Some "pearls" to visit

Santa Croce - Not far from the main square, Piazza St. Oronzo, there are two wonderful examples of Baroque: the “Basilica of Santa Croce" and “Palazzo dei Celestini” (the Celesitnes were another religious order and had their Monastery just here). The two buildings date back to the 16th century. The style of the church is ebullient without exaggeration, the façade is wonderful, with a beautiful rose-window surrounded by angels. It was the work of Gabriele Riccardi, Cesare Penna and Giuseppe Zimbalo. The words are not enough to describe the beauty of Santa Croce, but you certainly will be fascinated in front of lions, dragons and angels which hold the balaustrade. When you go inside you will breathe an austere atmosphere (as you feel in the Classical basilica style), with its wooden ceiling and the smooth columns adorned by Corinthian capitals. The altars, in the side aisles, are pure Baroque and some of them show beautiful paintings.

Anfiteatro romano - The pearl of the square is the Roman Amphitheatre, appearantly built in the 1st or early 2nd century A.D., during the reign of Trajan. Then it remained covered for centuries until it was brought to light again in 1905 by the local scholar Cosimo De Giorgi during the works for the Bank of Italy. It shows the importance of Roman civilization and here hunting games or celebrations and feasts were held in the past. This is understood by the friezes around the podium; then you will see scenes of fighting bulls and exotic animals (elephants, lions, panthers and wolves), Roman inscriptions, sculptures and even a statue of Athena attributed to the Athenian sculptor Alcmene (which nowadays is kept in the Provincial Museum). The amphitheatre, recalling those built by the Romans, was dug out of a limestone deposit, with the addition of “pietra leccese”. Probably there was another level of seats above the top row that we see today, probably with columns and pillars. The entrance is next to the bank and a staircase takes you down during summer performances. Here now there is an empty stone on which in the past there was a bronze eagle: it held a parchment (sculpted in bronze too) bearing lyrics composed by Quinto Ennio; but the eagle was sacrified during the Second World War because its bronze was used to make guns. During the excavations, they found a small Greco-Messapian burial chamber (a hypogeum) with stone inscriptions which are now exhibited in the Archeaeological Museum: they were written in a language that has not been deciphered yet.

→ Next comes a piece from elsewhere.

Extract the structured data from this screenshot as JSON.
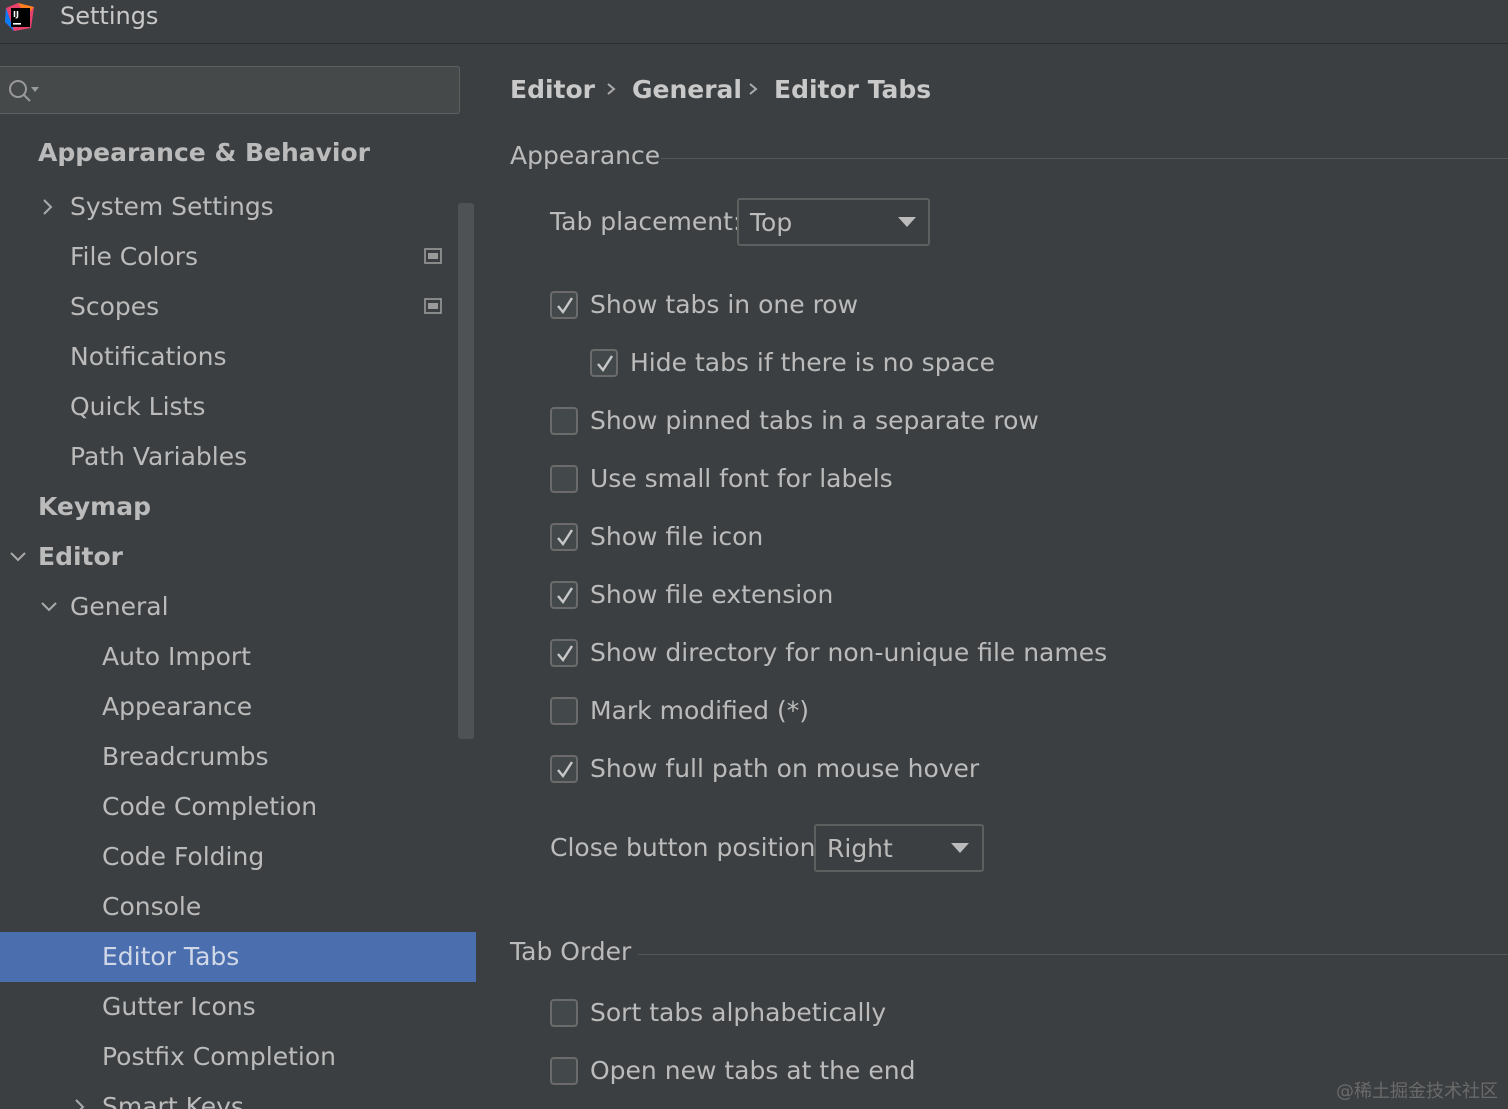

Piazza Duomo - At the end of Via Palmieri, Piazzza Duomo is in front of you with the Bell-Tower, the Cathedral, the Bishop’s palace and the old Seminary. The square has a peculiarity: it is a rare example of closed square in Italy. In the past, in fact, at the entrance (where there are two twin buildings) there was a wooden gate; this gate was closed every evening just to keep religious life apart from ordinary life.
The façade of the Cathedral was built in the second half of the 17th century for Bishop Pappacoda (whose sepulchral monument is inside the church) to enlarge the old church, while the main entrance is on the side, next to the Bishop’s palace. In fact the old façade is not so richly decorated and lacks of solemnity, it is more composed and almost austere. The architect who enlarged the church was Giuseppe Zimbalo.
Inside the Cathedral there are paintings by Oronzo Tiso, representing the “Virgin” (to whom the church is dedicated) and other Biblical stories. It is rich of altars, both in Baroque style and a simpler style.